Directions for this task: Repeat the records below verbatim.

Records from a data source:

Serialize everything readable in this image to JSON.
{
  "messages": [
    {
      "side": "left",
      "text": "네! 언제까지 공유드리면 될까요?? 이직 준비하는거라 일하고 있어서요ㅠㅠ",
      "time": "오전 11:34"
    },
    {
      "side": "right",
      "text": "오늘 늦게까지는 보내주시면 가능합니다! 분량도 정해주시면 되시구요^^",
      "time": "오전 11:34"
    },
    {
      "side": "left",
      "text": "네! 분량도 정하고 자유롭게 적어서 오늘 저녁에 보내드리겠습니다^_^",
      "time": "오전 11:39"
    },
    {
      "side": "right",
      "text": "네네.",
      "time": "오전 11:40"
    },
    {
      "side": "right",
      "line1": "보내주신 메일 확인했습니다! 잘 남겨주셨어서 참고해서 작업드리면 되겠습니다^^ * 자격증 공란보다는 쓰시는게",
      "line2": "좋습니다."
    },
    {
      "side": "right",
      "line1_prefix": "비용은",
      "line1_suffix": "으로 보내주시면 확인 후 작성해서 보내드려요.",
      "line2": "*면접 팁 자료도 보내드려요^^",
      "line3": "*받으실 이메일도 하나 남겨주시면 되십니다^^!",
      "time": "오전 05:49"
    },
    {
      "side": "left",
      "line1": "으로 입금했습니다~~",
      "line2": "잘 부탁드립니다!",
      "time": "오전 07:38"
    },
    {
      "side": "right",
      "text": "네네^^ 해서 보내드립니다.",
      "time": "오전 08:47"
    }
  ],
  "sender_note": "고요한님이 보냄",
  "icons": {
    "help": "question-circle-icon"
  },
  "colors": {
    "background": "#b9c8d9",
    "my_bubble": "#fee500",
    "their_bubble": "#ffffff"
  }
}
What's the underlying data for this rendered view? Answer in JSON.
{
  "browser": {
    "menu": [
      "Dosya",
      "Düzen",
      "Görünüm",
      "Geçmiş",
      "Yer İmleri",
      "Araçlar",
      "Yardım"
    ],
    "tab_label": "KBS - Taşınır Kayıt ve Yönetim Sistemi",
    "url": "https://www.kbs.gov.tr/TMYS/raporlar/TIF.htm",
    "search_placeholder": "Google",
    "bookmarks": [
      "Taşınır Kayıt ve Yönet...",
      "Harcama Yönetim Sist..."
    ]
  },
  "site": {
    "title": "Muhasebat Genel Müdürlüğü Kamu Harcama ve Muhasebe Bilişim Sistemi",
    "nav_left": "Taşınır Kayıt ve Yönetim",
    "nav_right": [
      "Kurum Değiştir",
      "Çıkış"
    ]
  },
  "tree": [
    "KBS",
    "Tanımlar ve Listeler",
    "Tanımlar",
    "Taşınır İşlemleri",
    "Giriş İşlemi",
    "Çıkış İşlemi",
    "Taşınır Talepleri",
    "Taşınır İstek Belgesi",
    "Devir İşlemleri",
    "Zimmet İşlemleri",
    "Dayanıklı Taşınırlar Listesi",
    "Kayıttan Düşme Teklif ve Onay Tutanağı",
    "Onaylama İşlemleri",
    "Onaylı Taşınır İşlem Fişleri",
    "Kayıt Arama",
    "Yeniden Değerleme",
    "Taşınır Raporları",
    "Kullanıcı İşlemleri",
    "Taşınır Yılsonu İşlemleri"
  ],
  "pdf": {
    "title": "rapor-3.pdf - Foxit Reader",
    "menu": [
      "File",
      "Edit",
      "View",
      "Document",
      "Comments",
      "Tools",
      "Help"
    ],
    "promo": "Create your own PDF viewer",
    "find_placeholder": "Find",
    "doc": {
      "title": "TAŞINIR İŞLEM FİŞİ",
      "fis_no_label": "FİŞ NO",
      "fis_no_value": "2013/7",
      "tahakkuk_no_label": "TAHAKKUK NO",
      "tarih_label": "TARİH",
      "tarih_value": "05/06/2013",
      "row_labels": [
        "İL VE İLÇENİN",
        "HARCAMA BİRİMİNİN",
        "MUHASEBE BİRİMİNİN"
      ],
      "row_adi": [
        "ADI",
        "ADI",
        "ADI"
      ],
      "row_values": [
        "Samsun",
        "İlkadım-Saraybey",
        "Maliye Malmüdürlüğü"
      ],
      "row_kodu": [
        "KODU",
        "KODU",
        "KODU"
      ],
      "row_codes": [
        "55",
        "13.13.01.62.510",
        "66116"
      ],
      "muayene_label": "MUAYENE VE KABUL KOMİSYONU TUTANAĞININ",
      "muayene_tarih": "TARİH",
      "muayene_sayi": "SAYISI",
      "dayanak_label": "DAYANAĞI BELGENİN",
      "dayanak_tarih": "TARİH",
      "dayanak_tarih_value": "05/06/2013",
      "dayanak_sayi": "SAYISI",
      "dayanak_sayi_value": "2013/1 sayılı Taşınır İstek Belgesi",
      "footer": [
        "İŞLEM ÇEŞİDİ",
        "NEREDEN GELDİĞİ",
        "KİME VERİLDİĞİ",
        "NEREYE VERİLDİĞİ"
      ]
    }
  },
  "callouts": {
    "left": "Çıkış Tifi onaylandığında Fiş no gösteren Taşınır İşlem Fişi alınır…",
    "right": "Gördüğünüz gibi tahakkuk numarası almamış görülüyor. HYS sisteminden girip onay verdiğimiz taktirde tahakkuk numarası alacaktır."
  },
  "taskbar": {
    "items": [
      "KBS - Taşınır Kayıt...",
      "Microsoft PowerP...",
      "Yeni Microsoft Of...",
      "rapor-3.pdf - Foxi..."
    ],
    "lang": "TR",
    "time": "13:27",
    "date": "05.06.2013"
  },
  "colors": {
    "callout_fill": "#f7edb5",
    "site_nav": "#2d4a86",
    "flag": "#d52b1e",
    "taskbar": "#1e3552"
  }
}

Task response:
Serialize everything readable in this image to JSON.
{
  "messages": [
    {
      "side": "left",
      "text": "네! 언제까지 공유드리면 될까요?? 이직 준비하는거라 일하고 있어서요ㅠㅠ",
      "time": "오전 11:34"
    },
    {
      "side": "right",
      "text": "오늘 늦게까지는 보내주시면 가능합니다! 분량도 정해주시면 되시구요^^",
      "time": "오전 11:34"
    },
    {
      "side": "left",
      "text": "네! 분량도 정하고 자유롭게 적어서 오늘 저녁에 보내드리겠습니다^_^",
      "time": "오전 11:39"
    },
    {
      "side": "right",
      "text": "네네.",
      "time": "오전 11:40"
    },
    {
      "side": "right",
      "line1": "보내주신 메일 확인했습니다! 잘 남겨주셨어서 참고해서 작업드리면 되겠습니다^^ * 자격증 공란보다는 쓰시는게",
      "line2": "좋습니다."
    },
    {
      "side": "right",
      "line1_prefix": "비용은",
      "line1_suffix": "으로 보내주시면 확인 후 작성해서 보내드려요.",
      "line2": "*면접 팁 자료도 보내드려요^^",
      "line3": "*받으실 이메일도 하나 남겨주시면 되십니다^^!",
      "time": "오전 05:49"
    },
    {
      "side": "left",
      "line1": "으로 입금했습니다~~",
      "line2": "잘 부탁드립니다!",
      "time": "오전 07:38"
    },
    {
      "side": "right",
      "text": "네네^^ 해서 보내드립니다.",
      "time": "오전 08:47"
    }
  ],
  "sender_note": "고요한님이 보냄",
  "icons": {
    "help": "question-circle-icon"
  },
  "colors": {
    "background": "#b9c8d9",
    "my_bubble": "#fee500",
    "their_bubble": "#ffffff"
  }
}
What's the underlying data for this rendered view? Answer in JSON.
{
  "browser": {
    "menu": [
      "Dosya",
      "Düzen",
      "Görünüm",
      "Geçmiş",
      "Yer İmleri",
      "Araçlar",
      "Yardım"
    ],
    "tab_label": "KBS - Taşınır Kayıt ve Yönetim Sistemi",
    "url": "https://www.kbs.gov.tr/TMYS/raporlar/TIF.htm",
    "search_placeholder": "Google",
    "bookmarks": [
      "Taşınır Kayıt ve Yönet...",
      "Harcama Yönetim Sist..."
    ]
  },
  "site": {
    "title": "Muhasebat Genel Müdürlüğü Kamu Harcama ve Muhasebe Bilişim Sistemi",
    "nav_left": "Taşınır Kayıt ve Yönetim",
    "nav_right": [
      "Kurum Değiştir",
      "Çıkış"
    ]
  },
  "tree": [
    "KBS",
    "Tanımlar ve Listeler",
    "Tanımlar",
    "Taşınır İşlemleri",
    "Giriş İşlemi",
    "Çıkış İşlemi",
    "Taşınır Talepleri",
    "Taşınır İstek Belgesi",
    "Devir İşlemleri",
    "Zimmet İşlemleri",
    "Dayanıklı Taşınırlar Listesi",
    "Kayıttan Düşme Teklif ve Onay Tutanağı",
    "Onaylama İşlemleri",
    "Onaylı Taşınır İşlem Fişleri",
    "Kayıt Arama",
    "Yeniden Değerleme",
    "Taşınır Raporları",
    "Kullanıcı İşlemleri",
    "Taşınır Yılsonu İşlemleri"
  ],
  "pdf": {
    "title": "rapor-3.pdf - Foxit Reader",
    "menu": [
      "File",
      "Edit",
      "View",
      "Document",
      "Comments",
      "Tools",
      "Help"
    ],
    "promo": "Create your own PDF viewer",
    "find_placeholder": "Find",
    "doc": {
      "title": "TAŞINIR İŞLEM FİŞİ",
      "fis_no_label": "FİŞ NO",
      "fis_no_value": "2013/7",
      "tahakkuk_no_label": "TAHAKKUK NO",
      "tarih_label": "TARİH",
      "tarih_value": "05/06/2013",
      "row_labels": [
        "İL VE İLÇENİN",
        "HARCAMA BİRİMİNİN",
        "MUHASEBE BİRİMİNİN"
      ],
      "row_adi": [
        "ADI",
        "ADI",
        "ADI"
      ],
      "row_values": [
        "Samsun",
        "İlkadım-Saraybey",
        "Maliye Malmüdürlüğü"
      ],
      "row_kodu": [
        "KODU",
        "KODU",
        "KODU"
      ],
      "row_codes": [
        "55",
        "13.13.01.62.510",
        "66116"
      ],
      "muayene_label": "MUAYENE VE KABUL KOMİSYONU TUTANAĞININ",
      "muayene_tarih": "TARİH",
      "muayene_sayi": "SAYISI",
      "dayanak_label": "DAYANAĞI BELGENİN",
      "dayanak_tarih": "TARİH",
      "dayanak_tarih_value": "05/06/2013",
      "dayanak_sayi": "SAYISI",
      "dayanak_sayi_value": "2013/1 sayılı Taşınır İstek Belgesi",
      "footer": [
        "İŞLEM ÇEŞİDİ",
        "NEREDEN GELDİĞİ",
        "KİME VERİLDİĞİ",
        "NEREYE VERİLDİĞİ"
      ]
    }
  },
  "callouts": {
    "left": "Çıkış Tifi onaylandığında Fiş no gösteren Taşınır İşlem Fişi alınır…",
    "right": "Gördüğünüz gibi tahakkuk numarası almamış görülüyor. HYS sisteminden girip onay verdiğimiz taktirde tahakkuk numarası alacaktır."
  },
  "taskbar": {
    "items": [
      "KBS - Taşınır Kayıt...",
      "Microsoft PowerP...",
      "Yeni Microsoft Of...",
      "rapor-3.pdf - Foxi..."
    ],
    "lang": "TR",
    "time": "13:27",
    "date": "05.06.2013"
  },
  "colors": {
    "callout_fill": "#f7edb5",
    "site_nav": "#2d4a86",
    "flag": "#d52b1e",
    "taskbar": "#1e3552"
  }
}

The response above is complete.